" I know your parents have tried all kinds of punishments to straighten you. But I know all this will not work. You need a stricter punishment not only to set you right, but also to set an example to other kids". This was getting wierder and wierder! He was actually getting a little scared now as he saw his uncle take a little water from a glass into his right palm...
"So here is my punishment. Ananth! I have decided to lay a curse upon you for your entire life." By this time, Ananth was totally scared. Raising his voice, his uncle said the following words--
"Calling as witnesses all the eight directions, the four vedas, the five elements, and the six seasons, I curse you to be unstable throughout your life, to be disliked by all throughout your life, to bring bad name to you and your parents throughout your life, to be sad and miserable throughout your life".
And he sprinkled the cursed water on a pertified Ananth's face. Little Ananth was crushed. He was gaping stupidly at his uncle.

It took some time for the facts to sink in. After that, tears had no problem in manifesting themselves.
"Amma!" went up the howl. His mother was watching all of this. "Uncle has cursed me. He has even mentioned the eight directions." It was tough not to laugh, but she held on to her stern face. He was told by his mother while they were watching one of those mythologicals that Oaths and curses have double the effect when 'the eight directions' are mentioned.
"Ananth! You have not be a good boy of late. You have hurt many people who love you. Yama's accountant Chitragupta has detailed accounts of each person. He has punished you in the form of this curse. I cannot help you."

Ananth was crushed. All his short life, he had been living according to his own will, never listening to anyone. And now, he was beginning to realise how wrong he was. How much hurt was caused due to him. Alas that it was too late. He was destined to lead a lowly life.

When Ananth's father came home from work, Ananth was not there to greet him. Nor was he seen at the supper. He couldnt control his laughter when he was told happened. But he knew what whatever happened, will change Ananth for the better.
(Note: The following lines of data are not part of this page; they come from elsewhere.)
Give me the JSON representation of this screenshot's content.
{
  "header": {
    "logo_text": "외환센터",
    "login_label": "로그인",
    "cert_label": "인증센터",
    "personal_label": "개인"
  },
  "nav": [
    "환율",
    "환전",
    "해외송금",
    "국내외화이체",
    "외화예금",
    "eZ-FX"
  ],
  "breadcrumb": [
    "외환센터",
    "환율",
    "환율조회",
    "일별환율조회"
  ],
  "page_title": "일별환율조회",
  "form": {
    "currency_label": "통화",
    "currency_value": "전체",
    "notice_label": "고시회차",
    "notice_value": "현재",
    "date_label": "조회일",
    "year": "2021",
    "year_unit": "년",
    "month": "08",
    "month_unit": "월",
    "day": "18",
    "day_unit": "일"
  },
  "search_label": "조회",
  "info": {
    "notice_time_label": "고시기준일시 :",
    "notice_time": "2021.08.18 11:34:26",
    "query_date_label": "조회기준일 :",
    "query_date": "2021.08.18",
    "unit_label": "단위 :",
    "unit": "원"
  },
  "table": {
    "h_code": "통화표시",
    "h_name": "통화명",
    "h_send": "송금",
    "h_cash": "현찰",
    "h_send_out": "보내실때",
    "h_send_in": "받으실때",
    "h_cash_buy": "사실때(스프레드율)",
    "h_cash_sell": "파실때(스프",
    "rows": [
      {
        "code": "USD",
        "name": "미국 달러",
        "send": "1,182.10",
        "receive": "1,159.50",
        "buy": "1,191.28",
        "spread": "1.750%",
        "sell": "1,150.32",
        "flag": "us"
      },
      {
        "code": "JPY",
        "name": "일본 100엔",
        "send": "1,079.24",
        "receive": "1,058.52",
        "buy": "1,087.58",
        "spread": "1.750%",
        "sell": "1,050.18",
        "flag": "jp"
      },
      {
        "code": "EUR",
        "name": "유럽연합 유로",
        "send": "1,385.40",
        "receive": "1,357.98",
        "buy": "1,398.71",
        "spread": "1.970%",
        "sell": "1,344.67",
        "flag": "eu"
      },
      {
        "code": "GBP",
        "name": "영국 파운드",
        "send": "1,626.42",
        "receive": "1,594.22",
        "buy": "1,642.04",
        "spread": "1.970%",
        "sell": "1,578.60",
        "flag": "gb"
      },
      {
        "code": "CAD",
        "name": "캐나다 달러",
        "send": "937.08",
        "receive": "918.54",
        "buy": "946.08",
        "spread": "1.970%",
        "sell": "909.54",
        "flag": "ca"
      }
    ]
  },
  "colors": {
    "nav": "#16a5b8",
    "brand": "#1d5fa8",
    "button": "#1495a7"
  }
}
Late in the night, his mother came to his room. He was lying sideways on his bed, his pink tender cheeks still moist with tears. She sat beside him and began stroking his hair with the tips of her fingers.
"Amma!" he uttered and hugged her tightly, and began crying again.

After consoling him a bit, she said, "You know, I had been to the temple this evening. I was talking to Pujari thatha. I think he has some information that might interest you."
"I dont want any information. My life is a waste anyway." Ananth lamented.
"Listen. Your uncle, in his anger has forgotten to mention 'The Nine Planets' in his curse."
"So? Isnt it enough that the eight directions are mentioned?"
"Pujari thatha was telling me that 'the Nine planets' are far more powerful than 'the eight directions'. If you dont mention them in Kali-Yuga, the curse is not that powerful."
"And you can actually defeat the ill-effects of the curse"
"Ohh!" He was a happy amalgam of relief and happiness. "But how?"
"Very simple. By doing exactly opposite to what the curse said. You should learn to be stable, to be liked by all, to bring a good name to your parents, and to be happy. Thats it!"
"Thats it?"
"Yes! And you must listen to your parents."
"Ok Amma! I will do whatever you say" He was totally acquiescent now. He was beaming like never before. he was on seventh heaven. His life, it seemed, was given back to him. He wanted to start afresh.
"You can start off by having your supper now."
He jumped upon her and she carried him off to the kitchen for a quick late night meal.


yadbhavishya said...

Nice one on the lines of your 'A Very Small Story'

The paper-weight flip is so very 'Budugu'.

In the days of He-Man and Ramayan, we used to have our own customised spells to go with our arrows. (Like "NAgAsthrAyanamaha")

They should beat the opponent one, you see.

Gandaragolaka said...

the paper-weight is a real story (it was a stone) ... so is the tricycle story...

Ragz said...


Thiagarajan said...

Good narration!!!